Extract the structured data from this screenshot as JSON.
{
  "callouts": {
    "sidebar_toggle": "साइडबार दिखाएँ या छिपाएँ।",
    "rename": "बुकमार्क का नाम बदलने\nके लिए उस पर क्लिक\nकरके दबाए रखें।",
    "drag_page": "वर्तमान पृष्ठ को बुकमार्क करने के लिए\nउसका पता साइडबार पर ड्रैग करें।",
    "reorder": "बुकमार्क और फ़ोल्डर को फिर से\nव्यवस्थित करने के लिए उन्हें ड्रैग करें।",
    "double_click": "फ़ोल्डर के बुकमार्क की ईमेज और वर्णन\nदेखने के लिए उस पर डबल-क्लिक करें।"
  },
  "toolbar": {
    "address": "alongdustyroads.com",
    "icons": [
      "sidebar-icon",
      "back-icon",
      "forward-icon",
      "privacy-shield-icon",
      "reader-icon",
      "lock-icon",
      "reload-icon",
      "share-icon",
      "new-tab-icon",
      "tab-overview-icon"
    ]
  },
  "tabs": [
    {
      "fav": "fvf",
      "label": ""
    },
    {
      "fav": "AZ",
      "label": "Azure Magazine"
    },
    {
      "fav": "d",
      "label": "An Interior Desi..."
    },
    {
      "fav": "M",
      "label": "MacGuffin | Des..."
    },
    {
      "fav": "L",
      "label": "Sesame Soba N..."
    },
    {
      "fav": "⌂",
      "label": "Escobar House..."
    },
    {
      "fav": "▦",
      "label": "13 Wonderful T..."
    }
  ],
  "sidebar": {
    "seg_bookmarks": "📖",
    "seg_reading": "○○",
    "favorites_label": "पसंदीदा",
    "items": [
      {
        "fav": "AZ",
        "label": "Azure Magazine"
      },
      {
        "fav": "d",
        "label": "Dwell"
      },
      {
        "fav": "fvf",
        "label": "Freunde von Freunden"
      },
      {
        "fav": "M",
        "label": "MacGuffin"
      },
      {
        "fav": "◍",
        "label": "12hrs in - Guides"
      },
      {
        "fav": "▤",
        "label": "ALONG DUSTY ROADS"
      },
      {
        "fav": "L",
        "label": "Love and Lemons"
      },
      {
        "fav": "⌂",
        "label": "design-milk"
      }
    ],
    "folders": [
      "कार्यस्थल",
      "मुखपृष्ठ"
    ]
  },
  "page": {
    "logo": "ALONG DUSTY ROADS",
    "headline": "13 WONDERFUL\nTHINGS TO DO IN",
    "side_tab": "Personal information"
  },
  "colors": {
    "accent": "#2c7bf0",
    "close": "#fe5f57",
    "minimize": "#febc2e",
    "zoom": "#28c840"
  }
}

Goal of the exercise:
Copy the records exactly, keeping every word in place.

Solution for this problem:
Extract the structured data from this screenshot as JSON.
{
  "callouts": {
    "sidebar_toggle": "साइडबार दिखाएँ या छिपाएँ।",
    "rename": "बुकमार्क का नाम बदलने\nके लिए उस पर क्लिक\nकरके दबाए रखें।",
    "drag_page": "वर्तमान पृष्ठ को बुकमार्क करने के लिए\nउसका पता साइडबार पर ड्रैग करें।",
    "reorder": "बुकमार्क और फ़ोल्डर को फिर से\nव्यवस्थित करने के लिए उन्हें ड्रैग करें।",
    "double_click": "फ़ोल्डर के बुकमार्क की ईमेज और वर्णन\nदेखने के लिए उस पर डबल-क्लिक करें।"
  },
  "toolbar": {
    "address": "alongdustyroads.com",
    "icons": [
      "sidebar-icon",
      "back-icon",
      "forward-icon",
      "privacy-shield-icon",
      "reader-icon",
      "lock-icon",
      "reload-icon",
      "share-icon",
      "new-tab-icon",
      "tab-overview-icon"
    ]
  },
  "tabs": [
    {
      "fav": "fvf",
      "label": ""
    },
    {
      "fav": "AZ",
      "label": "Azure Magazine"
    },
    {
      "fav": "d",
      "label": "An Interior Desi..."
    },
    {
      "fav": "M",
      "label": "MacGuffin | Des..."
    },
    {
      "fav": "L",
      "label": "Sesame Soba N..."
    },
    {
      "fav": "⌂",
      "label": "Escobar House..."
    },
    {
      "fav": "▦",
      "label": "13 Wonderful T..."
    }
  ],
  "sidebar": {
    "seg_bookmarks": "📖",
    "seg_reading": "○○",
    "favorites_label": "पसंदीदा",
    "items": [
      {
        "fav": "AZ",
        "label": "Azure Magazine"
      },
      {
        "fav": "d",
        "label": "Dwell"
      },
      {
        "fav": "fvf",
        "label": "Freunde von Freunden"
      },
      {
        "fav": "M",
        "label": "MacGuffin"
      },
      {
        "fav": "◍",
        "label": "12hrs in - Guides"
      },
      {
        "fav": "▤",
        "label": "ALONG DUSTY ROADS"
      },
      {
        "fav": "L",
        "label": "Love and Lemons"
      },
      {
        "fav": "⌂",
        "label": "design-milk"
      }
    ],
    "folders": [
      "कार्यस्थल",
      "मुखपृष्ठ"
    ]
  },
  "page": {
    "logo": "ALONG DUSTY ROADS",
    "headline": "13 WONDERFUL\nTHINGS TO DO IN",
    "side_tab": "Personal information"
  },
  "colors": {
    "accent": "#2c7bf0",
    "close": "#fe5f57",
    "minimize": "#febc2e",
    "zoom": "#28c840"
  }
}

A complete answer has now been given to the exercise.